Are there problems with ethnic or religious prejudices? Gender equality?

Yes and no. As noted above, Cape Town is a progressive city, and most Capetonians are friendly enough regardless of ethnicity or religion. But Cape Town has a high degree of racial inequality as a result of apartheid, and it's fairly common to go into a restaurant or shop where all (or most) of the staff is black and all (or most) of the customers are white. You are likely while you're here to hear some older white South Africans voice some fairly racist stereotypes about black criminality etc., especially if you travel to more rural areas. - Oct 1, 2017
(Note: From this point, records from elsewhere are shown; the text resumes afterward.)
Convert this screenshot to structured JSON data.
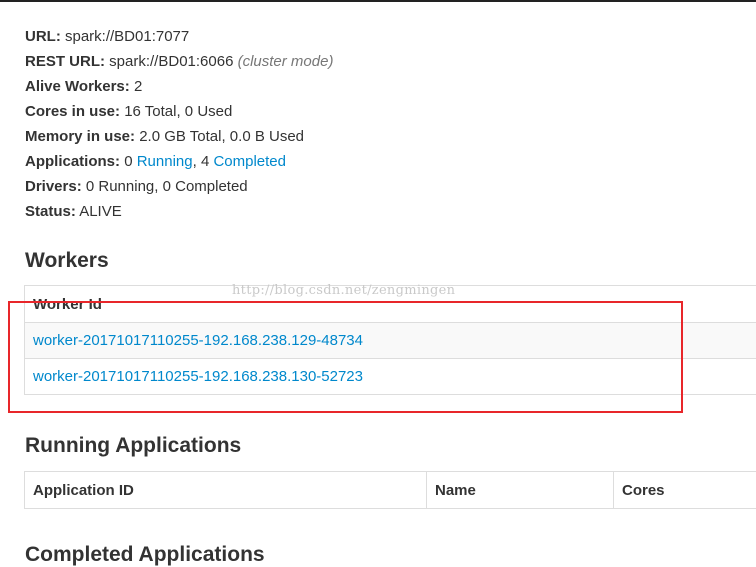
{
  "summary": {
    "url_label": "URL:",
    "url_value": "spark://BD01:7077",
    "rest_url_label": "REST URL:",
    "rest_url_value": "spark://BD01:6066",
    "rest_url_note": "(cluster mode)",
    "alive_workers_label": "Alive Workers:",
    "alive_workers_value": "2",
    "cores_label": "Cores in use:",
    "cores_value": "16 Total, 0 Used",
    "memory_label": "Memory in use:",
    "memory_value": "2.0 GB Total, 0.0 B Used",
    "applications_label": "Applications:",
    "applications_running_count": "0",
    "applications_running_link": "Running",
    "applications_completed_count": "4",
    "applications_completed_link": "Completed",
    "drivers_label": "Drivers:",
    "drivers_value": "0 Running, 0 Completed",
    "status_label": "Status:",
    "status_value": "ALIVE"
  },
  "workers": {
    "heading": "Workers",
    "columns": [
      "Worker Id"
    ],
    "rows": [
      "worker-20171017110255-192.168.238.129-48734",
      "worker-20171017110255-192.168.238.130-52723"
    ]
  },
  "running_applications": {
    "heading": "Running Applications",
    "columns": [
      "Application ID",
      "Name",
      "Cores"
    ]
  },
  "completed_applications": {
    "heading": "Completed Applications"
  },
  "watermark": "http://blog.csdn.net/zengmingen",
  "colors": {
    "link": "#0088cc",
    "highlight": "#e8262a",
    "text": "#333333"
  }
}
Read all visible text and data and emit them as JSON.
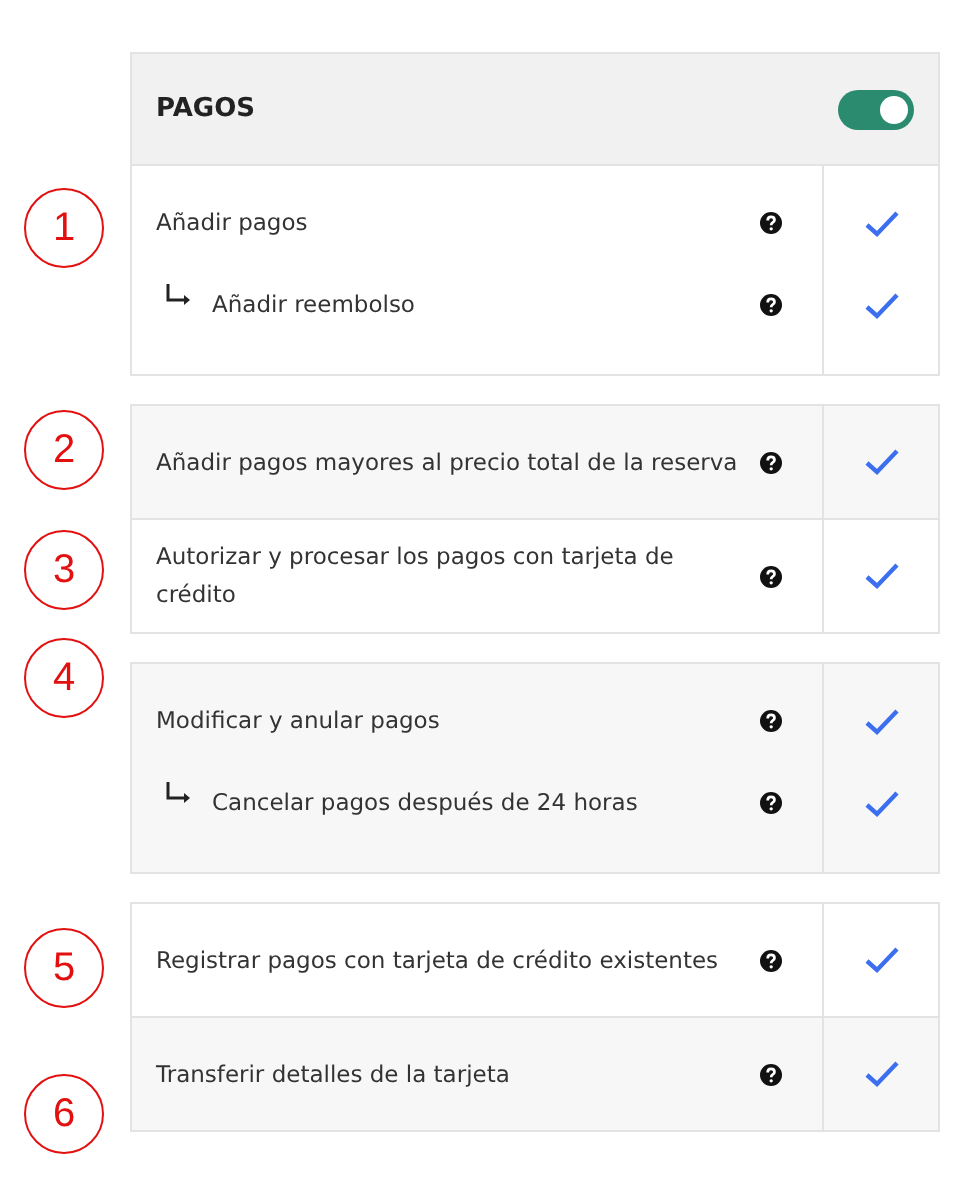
{
  "header": {
    "title": "PAGOS",
    "toggle_on": true
  },
  "groups": [
    [
      {
        "label": "Añadir pagos",
        "checked": true,
        "children": [
          {
            "label": "Añadir reembolso",
            "checked": true
          }
        ]
      }
    ],
    [
      {
        "label": "Añadir pagos mayores al precio total de la reserva",
        "checked": true
      },
      {
        "label": "Autorizar y procesar los pagos con tarjeta de crédito",
        "checked": true
      }
    ],
    [
      {
        "label": "Modificar y anular pagos",
        "checked": true,
        "children": [
          {
            "label": "Cancelar pagos después de 24 horas",
            "checked": true
          }
        ]
      }
    ],
    [
      {
        "label": "Registrar pagos con tarjeta de crédito existentes",
        "checked": true
      },
      {
        "label": "Transferir detalles de la tarjeta",
        "checked": true
      }
    ]
  ],
  "callouts": [
    "1",
    "2",
    "3",
    "4",
    "5",
    "6"
  ]
}
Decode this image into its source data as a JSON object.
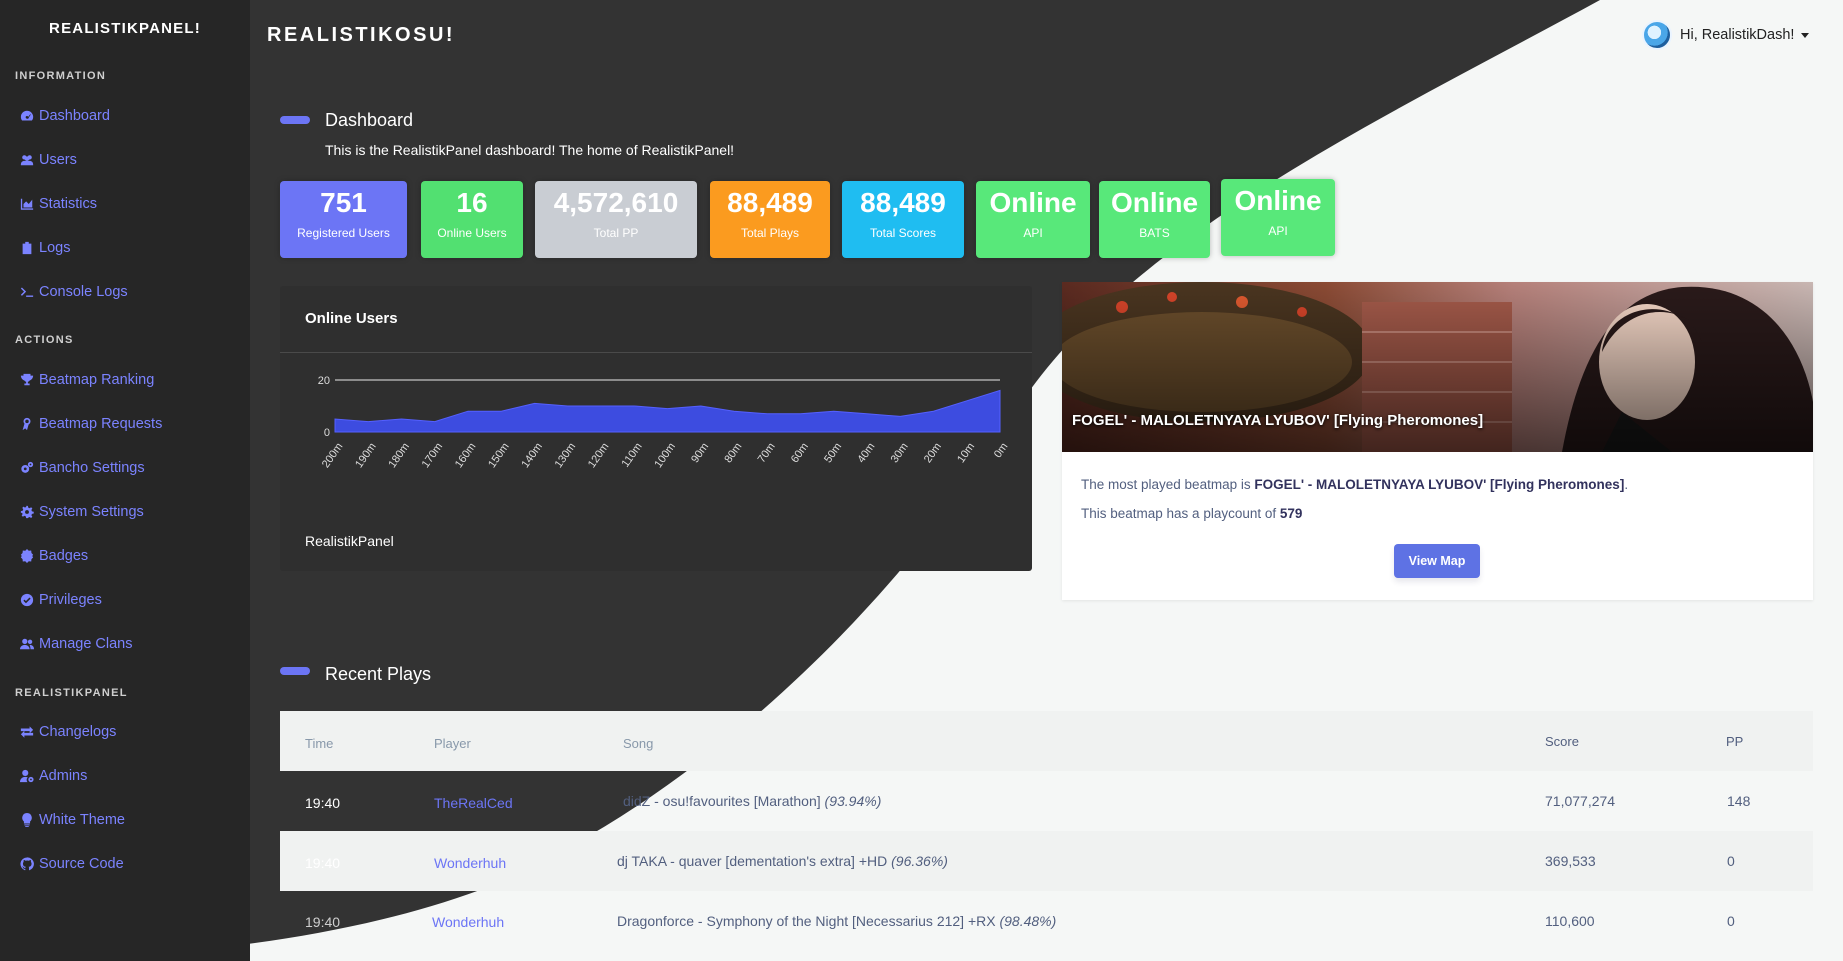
{
  "brand": "REALISTIKPANEL!",
  "header": {
    "title": "REALISTIKOSU!",
    "user_greeting": "Hi, RealistikDash!"
  },
  "sidebar": {
    "sections": [
      {
        "heading": "INFORMATION",
        "items": [
          {
            "label": "Dashboard",
            "icon": "dashboard-icon"
          },
          {
            "label": "Users",
            "icon": "users-icon"
          },
          {
            "label": "Statistics",
            "icon": "chart-icon"
          },
          {
            "label": "Logs",
            "icon": "clipboard-icon"
          },
          {
            "label": "Console Logs",
            "icon": "terminal-icon"
          }
        ]
      },
      {
        "heading": "ACTIONS",
        "items": [
          {
            "label": "Beatmap Ranking",
            "icon": "trophy-icon"
          },
          {
            "label": "Beatmap Requests",
            "icon": "ribbon-icon"
          },
          {
            "label": "Bancho Settings",
            "icon": "cogs-icon"
          },
          {
            "label": "System Settings",
            "icon": "cog-icon"
          },
          {
            "label": "Badges",
            "icon": "certificate-icon"
          },
          {
            "label": "Privileges",
            "icon": "check-circle-icon"
          },
          {
            "label": "Manage Clans",
            "icon": "user-friends-icon"
          }
        ]
      },
      {
        "heading": "REALISTIKPANEL",
        "items": [
          {
            "label": "Changelogs",
            "icon": "exchange-icon"
          },
          {
            "label": "Admins",
            "icon": "user-cog-icon"
          },
          {
            "label": "White Theme",
            "icon": "lightbulb-icon"
          },
          {
            "label": "Source Code",
            "icon": "github-icon"
          }
        ]
      }
    ]
  },
  "dashboard": {
    "title": "Dashboard",
    "subtitle": "This is the RealistikPanel dashboard! The home of RealistikPanel!"
  },
  "stats": [
    {
      "value": "751",
      "label": "Registered Users",
      "color": "#6c75f5"
    },
    {
      "value": "16",
      "label": "Online Users",
      "color": "#52e071"
    },
    {
      "value": "4,572,610",
      "label": "Total PP",
      "color": "#c9cdd3"
    },
    {
      "value": "88,489",
      "label": "Total Plays",
      "color": "#fb9b1f"
    },
    {
      "value": "88,489",
      "label": "Total Scores",
      "color": "#1fbdf1"
    },
    {
      "value": "Online",
      "label": "API",
      "color": "#58e87a"
    },
    {
      "value": "Online",
      "label": "BATS",
      "color": "#58e87a"
    },
    {
      "value": "Online",
      "label": "API",
      "color": "#58e87a"
    }
  ],
  "online_chart": {
    "title": "Online Users",
    "footer": "RealistikPanel",
    "chart_data": {
      "type": "area",
      "x": [
        "200m",
        "190m",
        "180m",
        "170m",
        "160m",
        "150m",
        "140m",
        "130m",
        "120m",
        "110m",
        "100m",
        "90m",
        "80m",
        "70m",
        "60m",
        "50m",
        "40m",
        "30m",
        "20m",
        "10m",
        "0m"
      ],
      "series": [
        {
          "values": [
            5,
            4,
            5,
            4,
            8,
            8,
            11,
            10,
            10,
            10,
            9,
            10,
            8,
            7,
            7,
            8,
            7,
            6,
            8,
            12,
            16
          ]
        }
      ],
      "ylim": [
        0,
        20
      ],
      "yticks": [
        "20",
        "0"
      ],
      "color": "#3d4ce0"
    }
  },
  "most_played": {
    "title": "FOGEL' - MALOLETNYAYA LYUBOV' [Flying Pheromones]",
    "line1_prefix": "The most played beatmap is ",
    "line1_map": "FOGEL' - MALOLETNYAYA LYUBOV' [Flying Pheromones]",
    "line1_suffix": ".",
    "line2_prefix": "This beatmap has a playcount of ",
    "playcount": "579",
    "button": "View Map"
  },
  "recent_plays": {
    "title": "Recent Plays",
    "columns": {
      "time": "Time",
      "player": "Player",
      "song": "Song",
      "score": "Score",
      "pp": "PP"
    },
    "rows": [
      {
        "time": "19:40",
        "player": "TheRealCed",
        "song": "didZ - osu!favourites [Marathon]",
        "acc": "(93.94%)",
        "score": "71,077,274",
        "pp": "148"
      },
      {
        "time": "19:40",
        "player": "Wonderhuh",
        "song": "dj TAKA - quaver [dementation's extra] +HD",
        "acc": "(96.36%)",
        "score": "369,533",
        "pp": "0"
      },
      {
        "time": "19:40",
        "player": "Wonderhuh",
        "song": "Dragonforce - Symphony of the Night [Necessarius 212] +RX",
        "acc": "(98.48%)",
        "score": "110,600",
        "pp": "0"
      }
    ]
  },
  "theme_colors": {
    "dark_bg": "#333333",
    "sidebar": "#262626",
    "light_bg": "#f5f7f6",
    "accent": "#6c75f5"
  }
}
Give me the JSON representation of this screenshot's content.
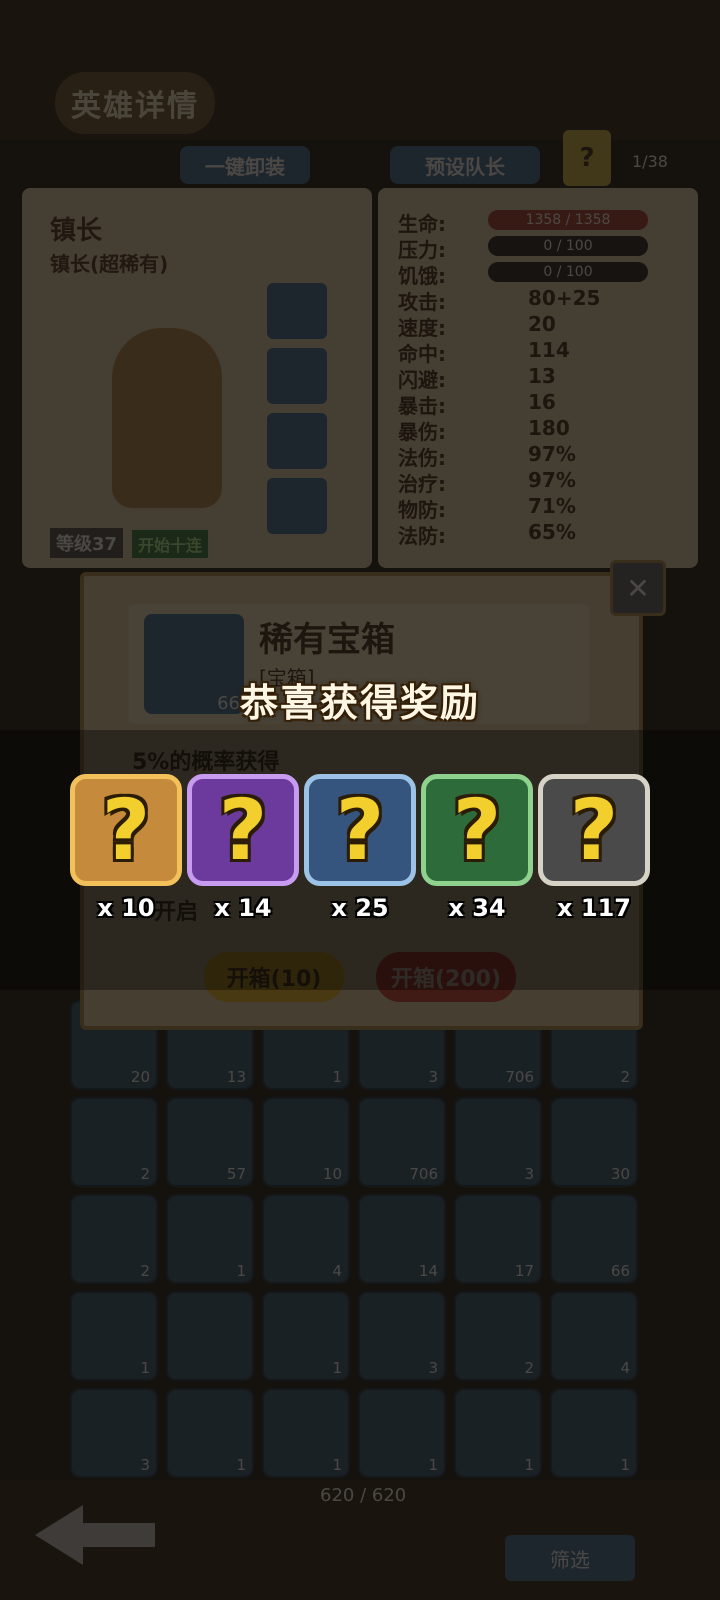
{
  "background": {
    "screen_title": "英雄详情",
    "unequip_all_label": "一键卸装",
    "preset_captain_label": "预设队长",
    "help_label": "?",
    "page_indicator": "1/38",
    "hero": {
      "name": "镇长",
      "subtitle": "镇长(超稀有)",
      "level_label": "等级37",
      "status_label": "开始十连"
    },
    "stats": [
      {
        "label": "生命:",
        "value": "1358 / 1358",
        "bar": "hp"
      },
      {
        "label": "压力:",
        "value": "0 / 100",
        "bar": "dark"
      },
      {
        "label": "饥饿:",
        "value": "0 / 100",
        "bar": "dark"
      },
      {
        "label": "攻击:",
        "value": "80+25"
      },
      {
        "label": "速度:",
        "value": "20"
      },
      {
        "label": "命中:",
        "value": "114"
      },
      {
        "label": "闪避:",
        "value": "13"
      },
      {
        "label": "暴击:",
        "value": "16"
      },
      {
        "label": "暴伤:",
        "value": "180"
      },
      {
        "label": "法伤:",
        "value": "97%"
      },
      {
        "label": "治疗:",
        "value": "97%"
      },
      {
        "label": "物防:",
        "value": "71%"
      },
      {
        "label": "法防:",
        "value": "65%"
      }
    ],
    "inventory_row1": [
      "20",
      "13",
      "1",
      "3",
      "706",
      "2"
    ],
    "inventory_row2": [
      "2",
      "57",
      "10",
      "706",
      "3",
      "30"
    ],
    "inventory_row3": [
      "2",
      "1",
      "4",
      "14",
      "17",
      "66"
    ],
    "inventory_row4": [
      "1",
      "",
      "1",
      "3",
      "2",
      "4"
    ],
    "inventory_row5": [
      "3",
      "1",
      "1",
      "1",
      "1",
      "1"
    ],
    "inventory_count": "620 / 620",
    "filter_label": "筛选"
  },
  "item_popup": {
    "name": "稀有宝箱",
    "type": "[宝箱]",
    "count": "66",
    "description": "5%的概率获得",
    "note": "开启",
    "open10_label": "开箱(10)",
    "open200_label": "开箱(200)"
  },
  "reward": {
    "title": "恭喜获得奖励",
    "items": [
      {
        "name": "orange-mystery-item",
        "count": "x 10",
        "color": "#c58a3c",
        "border": "#f2c15a"
      },
      {
        "name": "purple-mystery-item",
        "count": "x 14",
        "color": "#6b3a9c",
        "border": "#c79bef"
      },
      {
        "name": "blue-mystery-item",
        "count": "x 25",
        "color": "#35557f",
        "border": "#9cc3e6"
      },
      {
        "name": "green-mystery-item",
        "count": "x 34",
        "color": "#2e6b3b",
        "border": "#8fd28e"
      },
      {
        "name": "gray-mystery-item",
        "count": "x 117",
        "color": "#4a4a4a",
        "border": "#d7d2c6"
      }
    ]
  }
}
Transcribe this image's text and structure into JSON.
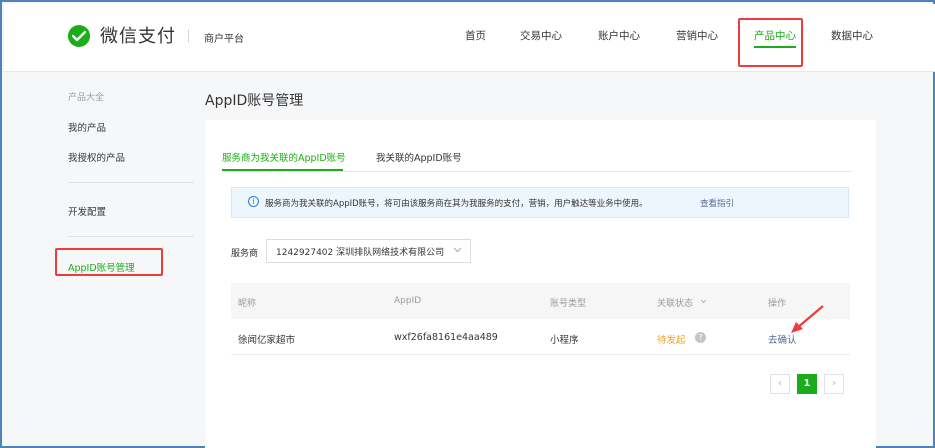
{
  "header": {
    "brand": "微信支付",
    "platform": "商户平台",
    "nav": [
      {
        "label": "首页"
      },
      {
        "label": "交易中心"
      },
      {
        "label": "账户中心"
      },
      {
        "label": "营销中心"
      },
      {
        "label": "产品中心"
      },
      {
        "label": "数据中心"
      }
    ],
    "active_nav": "产品中心"
  },
  "sidebar": {
    "group_title": "产品大全",
    "items": [
      {
        "label": "我的产品"
      },
      {
        "label": "我授权的产品"
      },
      {
        "label": "开发配置"
      },
      {
        "label": "AppID账号管理"
      }
    ],
    "active_item": "AppID账号管理"
  },
  "main": {
    "title": "AppID账号管理",
    "tabs": [
      {
        "label": "服务商为我关联的AppID账号"
      },
      {
        "label": "我关联的AppID账号"
      }
    ],
    "notice": {
      "icon": "info-icon",
      "text": "服务商为我关联的AppID账号，将可由该服务商在其为我服务的支付，营销，用户触达等业务中使用。",
      "link": "查看指引"
    },
    "filter": {
      "label": "服务商",
      "selected": "1242927402  深圳排队网络技术有限公司"
    },
    "table": {
      "columns": [
        "昵称",
        "AppID",
        "账号类型",
        "关联状态",
        "操作"
      ],
      "rows": [
        {
          "nickname": "徐闻亿家超市",
          "appid": "wxf26fa8161e4aa489",
          "type": "小程序",
          "status": "待发起",
          "action": "去确认"
        }
      ]
    },
    "pagination": {
      "prev": "‹",
      "current": "1",
      "next": "›"
    }
  },
  "colors": {
    "accent": "#1aad19",
    "link": "#576b95",
    "status_pending": "#f0a12d",
    "annotation": "#ef3b3b"
  }
}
Yes. Race is obviously the most glaring. South Africa's historical issues with oppression are still very present in day-to-day life. There isn't a ton of racial mixing. The younger generation is far more tolerant, and you encounter more racially mixed friend groups; however, with the older crowd you will still hear some slurs or offensive language dropped in casual conversation -- this is often done as sort of a test to gauge your reaction. Women across almost all levels of South Africa society are generally expected to be the dutiful homemakers; though, in urban areas, especially in Cape Town, this is starting to roll back as independent women are making their mark. - May 13, 2014
I am probably not the best person to answer this, but will take a stab at it. Issues from apartheid linger in all of South Africa. The racial and socio-economic divide is very wide. Every restaurant, store, mall and business still bears a sign that says "right of admission reserved". That said, I have observed a wide mix of people being served in all places of public accomodation and don't necessarily see problems. However, it may also be that this is more subtle than I am picking up, since it is not aimed at me. - Aug 26, 2013
Racial tensions still exist, but the main tension is between rich and poor, which largely falls along racial lines. Housing (and entertainment, shopping, etc.) is still largely divided along racial lines. - Oct 28, 2007